I had an interesting experience in which I was the "victim" of someone’s residual opinion. It was a very mild example, but poignant for me in light of these discussions. My daughter has recently taken up knitting and cross-stitching. I have been doing them with her and thoroughly enjoying myself. As I child I had not been quiet or patient enough to pursue such activities. As an adult who has worked on cultivating quiet in my heart, I now find myself enjoying them immensely and using them as part of my meditational practice. When my sister heard Sierra was doing needle work, she commented that that was ironic and how was I able to stand it? It was a very innocent comment that would have been exactly right a dozen years earlier. I am different now, though, and she hasn’t gotten to know the newer version yet. What the lesson for me was how misunderstood I felt. I wanted to defend my new place, let her know I am not that person anymore. I then realized how it feels for others to be misunderstood.
Here is a quote from Donna Farhi that speaks to this idea:
“We build self-images and construct concepts and paradigms that feed our sense of certainty, and then we defend this edifice by bending every situation to reinforce our certainty. This would be find if life were indeed a homogenous even in which nothing every changed, but life does change, and it demands that we adapt and change with it. The resistance to change, and tenaciously holding on to things, causes great suffering and prevents us from growing and living in a more vital and pleasurable way.”

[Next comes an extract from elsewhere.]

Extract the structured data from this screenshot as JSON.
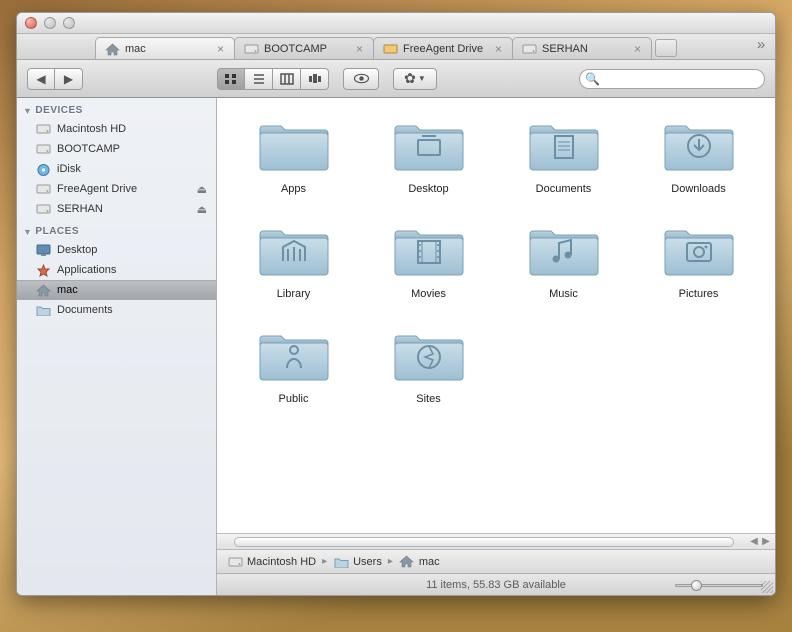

When we hold on to old opinions and ideas whether they be about people or beliefs or situations, we are only holding ourselves back from growing and feeling joy.